EARLIER this spring, April 28 to be precise, marked the centenary of the first and most remarkable FA Cup Final to be played at Wembley, writes Stephen Wainwright.

The match between Bolton Wanderers and West Ham is known as the "White Horse Final" due to the distinctive grey police horse that gently pushed back a huge overflow of spectators from the pitch.

The new ground had a capacity of just over 126,000.

However, the police estimated that almost 300,000 supporters had managed to squeeze inside the stadium, with some fans travelling from St Helens to London to cheer on their local lad.

Alexander Finney's rise to playing in an FA Cup Final was also remarkable – and meteoric.

Born in Manor Street in Peasley Cross on March 13 1901, when the 1921 census was taken twenty years later Alex is listed as an unemployed Bold Colliery mineworker.

Times were then hard and none of Alex's family was in work.

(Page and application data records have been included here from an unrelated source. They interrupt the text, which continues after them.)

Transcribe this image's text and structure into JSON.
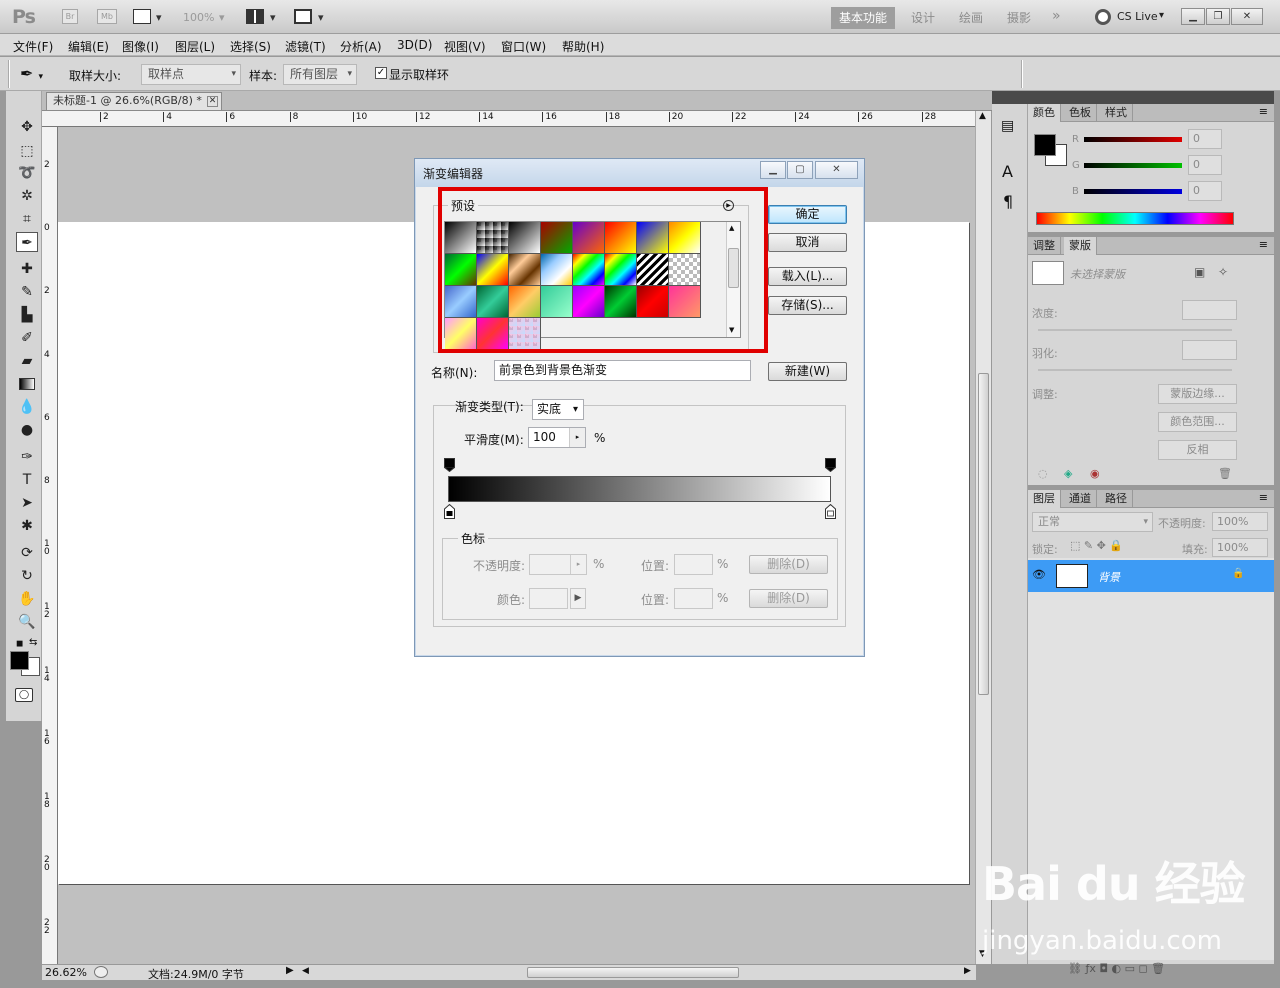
{
  "app": {
    "logo": "Ps",
    "bridge": "Br",
    "mini_bridge": "Mb",
    "zoom_dd": "100%",
    "workspaces": [
      "基本功能",
      "设计",
      "绘画",
      "摄影"
    ],
    "more": "»",
    "cslive": "CS Live"
  },
  "menu": [
    "文件(F)",
    "编辑(E)",
    "图像(I)",
    "图层(L)",
    "选择(S)",
    "滤镜(T)",
    "分析(A)",
    "3D(D)",
    "视图(V)",
    "窗口(W)",
    "帮助(H)"
  ],
  "options": {
    "size_label": "取样大小:",
    "size_value": "取样点",
    "sample_label": "样本:",
    "sample_value": "所有图层",
    "ring_label": "显示取样环",
    "ring_checked": true
  },
  "document": {
    "tab_title": "未标题-1 @ 26.6%(RGB/8) *",
    "ruler_h": [
      "2",
      "4",
      "6",
      "8",
      "10",
      "12",
      "14",
      "16",
      "18",
      "20",
      "22",
      "24",
      "26",
      "28"
    ],
    "ruler_v": [
      "2",
      "0",
      "2",
      "4",
      "6",
      "8",
      "10",
      "12",
      "14",
      "16",
      "18",
      "20",
      "22"
    ],
    "zoom": "26.62%",
    "doc_info": "文档:24.9M/0 字节"
  },
  "dialog": {
    "title": "渐变编辑器",
    "presets_label": "预设",
    "ok": "确定",
    "cancel": "取消",
    "load": "载入(L)...",
    "save": "存储(S)...",
    "name_label": "名称(N):",
    "name_value": "前景色到背景色渐变",
    "new": "新建(W)",
    "type_label": "渐变类型(T):",
    "type_value": "实底",
    "smooth_label": "平滑度(M):",
    "smooth_value": "100",
    "percent": "%",
    "stops_label": "色标",
    "opacity_label": "不透明度:",
    "location_label": "位置:",
    "color_label": "颜色:",
    "delete": "删除(D)"
  },
  "panels": {
    "color_tabs": [
      "颜色",
      "色板",
      "样式"
    ],
    "channels": [
      "R",
      "G",
      "B"
    ],
    "channel_values": [
      "0",
      "0",
      "0"
    ],
    "masks_tabs": [
      "调整",
      "蒙版"
    ],
    "no_mask": "未选择蒙版",
    "density": "浓度:",
    "feather": "羽化:",
    "refine": "调整:",
    "mask_edge": "蒙版边缘...",
    "color_range": "颜色范围...",
    "invert": "反相",
    "layers_tabs": [
      "图层",
      "通道",
      "路径"
    ],
    "blend": "正常",
    "opacity_label": "不透明度:",
    "opacity_value": "100%",
    "lock_label": "锁定:",
    "fill_label": "填充:",
    "fill_value": "100%",
    "layer_name": "背景"
  },
  "watermark": {
    "brand": "Bai du 经验",
    "url": "jingyan.baidu.com"
  },
  "colors": {
    "highlight": "#e00000",
    "selected_layer": "#3d9bf5",
    "workspace_active": "#9e9e9e"
  }
}
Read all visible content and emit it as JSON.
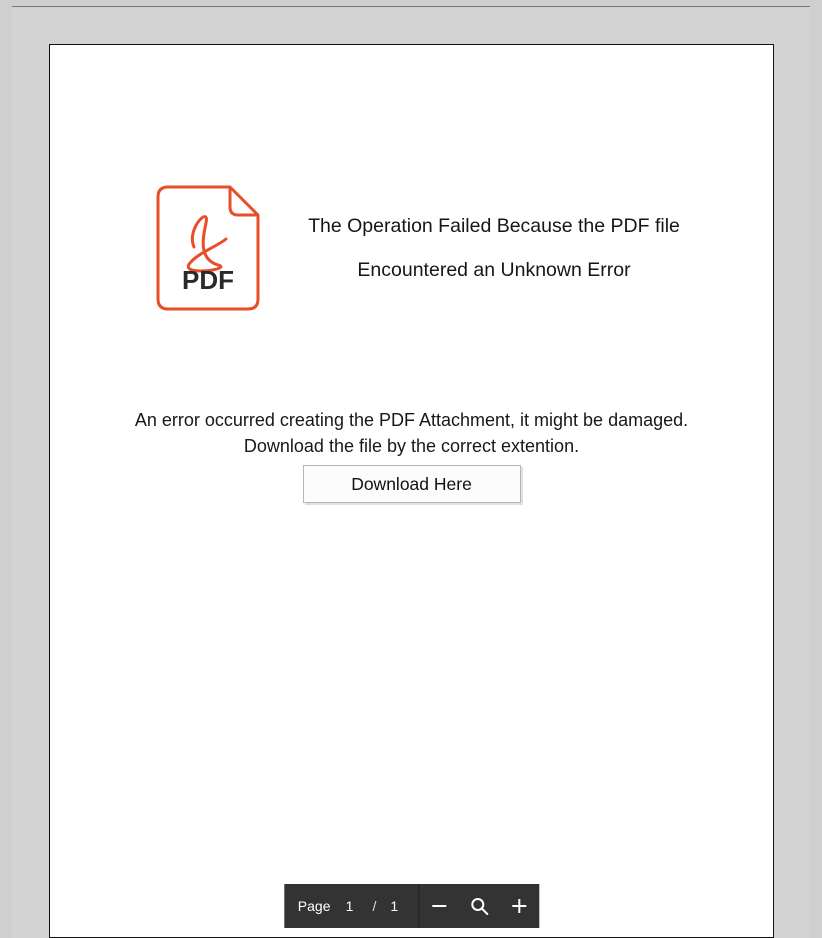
{
  "content": {
    "icon_label": "PDF",
    "headline_line1": "The Operation Failed Because the PDF file",
    "headline_line2": "Encountered an Unknown Error",
    "sub_line1": "An error occurred creating the PDF Attachment, it might be damaged.",
    "sub_line2": "Download the file by the correct extention.",
    "download_label": "Download Here"
  },
  "toolbar": {
    "page_label": "Page",
    "current_page": "1",
    "separator": "/",
    "total_pages": "1"
  },
  "colors": {
    "pdf_accent": "#e94e2b",
    "toolbar_bg": "#333333"
  }
}
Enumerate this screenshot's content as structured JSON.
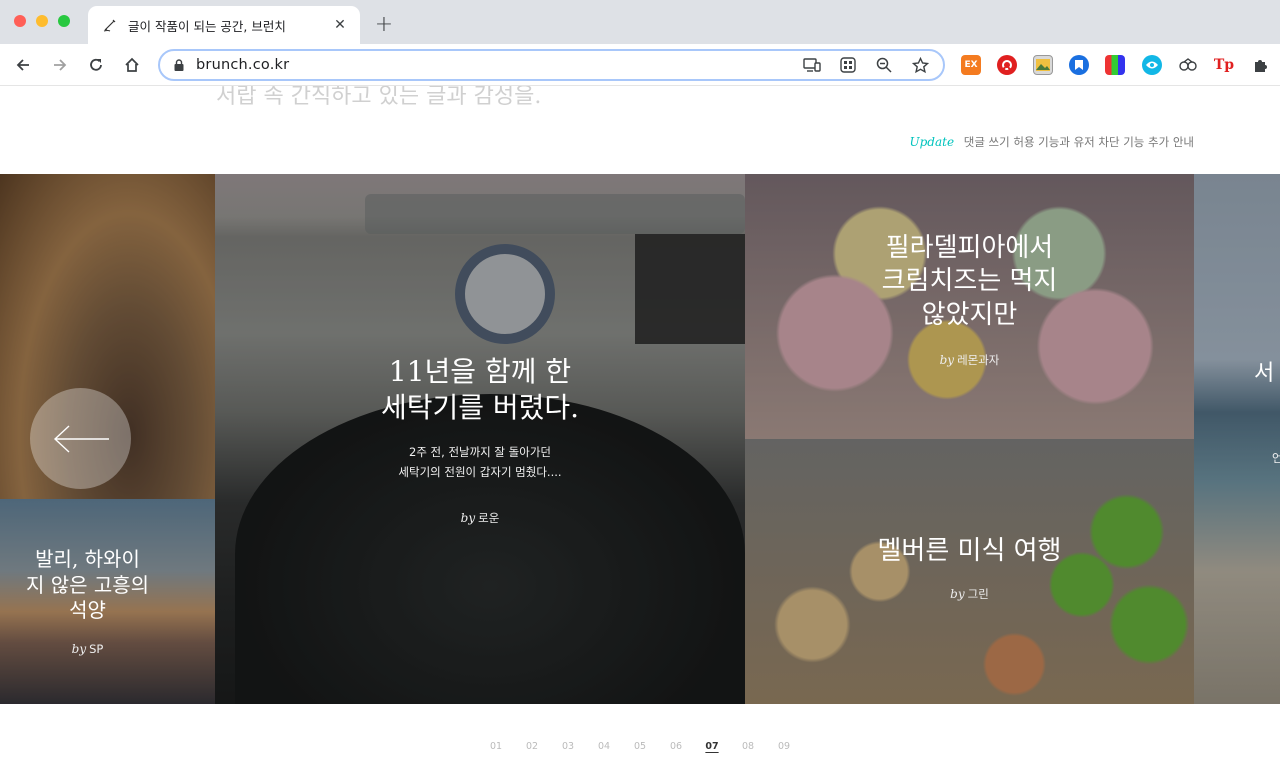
{
  "browser": {
    "tab_title": "글이 작품이 되는 공간, 브런치",
    "tab_close": "✕",
    "new_tab": "+",
    "url": "brunch.co.kr",
    "extensions": {
      "ex_label": "EX",
      "tp_label": "Tp"
    }
  },
  "page": {
    "tagline": "서랍 속 간직하고 있는 글과 감성을.",
    "update": {
      "label": "Update",
      "text": "댓글 쓰기 허용 기능과 유저 차단 기능 추가 안내"
    },
    "cards": [
      {
        "title_lines": [
          "발리, 하와이",
          "지 않은 고흥의",
          "석양"
        ],
        "by": "by",
        "author": "SP"
      },
      {
        "title_lines": [
          "11년을 함께 한",
          "세탁기를 버렸다."
        ],
        "desc_lines": [
          "2주 전, 전날까지 잘 돌아가던",
          "세탁기의 전원이 갑자기 멈췄다...."
        ],
        "by": "by",
        "author": "로운"
      },
      {
        "title_lines": [
          "필라델피아에서",
          "크림치즈는 먹지",
          "않았지만"
        ],
        "by": "by",
        "author": "레몬과자"
      },
      {
        "title_lines": [
          "멜버른 미식 여행"
        ],
        "by": "by",
        "author": "그린"
      },
      {
        "title_lines": [
          "서"
        ],
        "desc_lines": [
          "언"
        ]
      }
    ],
    "pager": [
      "01",
      "02",
      "03",
      "04",
      "05",
      "06",
      "07",
      "08",
      "09"
    ],
    "pager_active": "07"
  },
  "colors": {
    "accent": "#00c3bd",
    "omnibox_border": "#a8c7fa"
  }
}
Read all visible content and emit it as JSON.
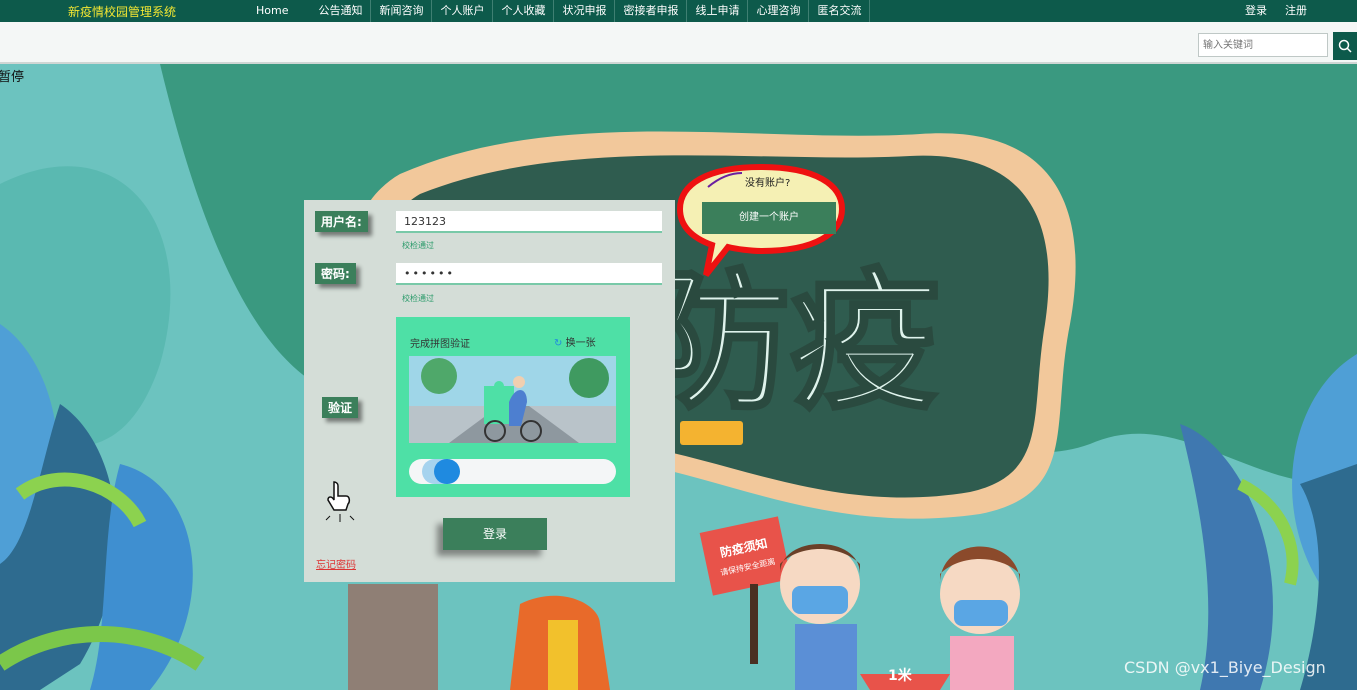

His father Henry had lost his job at the Cannington Shaw bottleworks and his two older brothers had been laid off from Sutton Manor Colliery.

Football must have been a welcome diversion for the young man and he initially played in local leagues for Sutton Juniors and Peasley Cross FC and then for New Brighton in the Lancashire Combination.

In March 1922 New Brighton beat Chorley in the final of the Lancashire Junior Cup.

The game was played at Bolton's Burnden Park ground and Finney made such an impression at left back that at the end of the season the Wanderers snapped him up.

Alex's first season at his new club culminated in the FA Cup Final win over West Ham. In its preview of the event at the new Wembley ground, the Athletic News wrote: "Finney is a young player with distinct promise of a great future.

He is not exactly a stylist in tackling. He is a little unorthodox in his methods, but he is wonderfully effective, and courageous to a degree….and already regarded by Bolton people as without a superior in his position."

St Helens Star: Alex FinneyAlex Finney (Image: Stephen Wainwright)

The Daily Mirror in its match preview commented how Finney from St Helens was the "Wanderers' find of the season". And under the headline "Finney's Cup Medal – Peasley Cross Boy's Rise To Fame", one St Helens newspaper said after the Wembley win: "Finney's most priceless possessions are a cool head and heaps of courage, coupled, of course, with a masterly knowledge of the game. According to the reports, he played as coolly in his great ordeal as if he had been punting a ball about on the waste land of Peasley Cross-lane, where he is said to have learnt the game."

Alex Finney went on to play 530 games for Bolton before retiring in 1937. In announcing his departure from Burnden Park, one newspaper described him as the "fullback hero of many a Wanderers' Cup triumph".

During Alex's professional career a maximum weekly wage of £8 for a 37-week playing season and £6 for the close season had been in place. However, the meagre earnings of footballers by today's standards were boosted by benefits, as long as the player remained with the same club for a long period.

Alex received three benefits during his fifteen years with Bolton, with his last resulting in a cheque for £650. That's about £50,000 in today's money but he still needed to earn a living after retiring from football. So Alex found a job in the Parks Department in Wallasey and he passed away in 1982 at the age of 81.

Stephen Wainwright's latest book 'The Hidden History Of St Helens Vol 2' is available from the St Helens Book Stop and the World of Glass and online from eBay and Amazon (free delivery). Volume 1 of 'Hidden History' is also still available.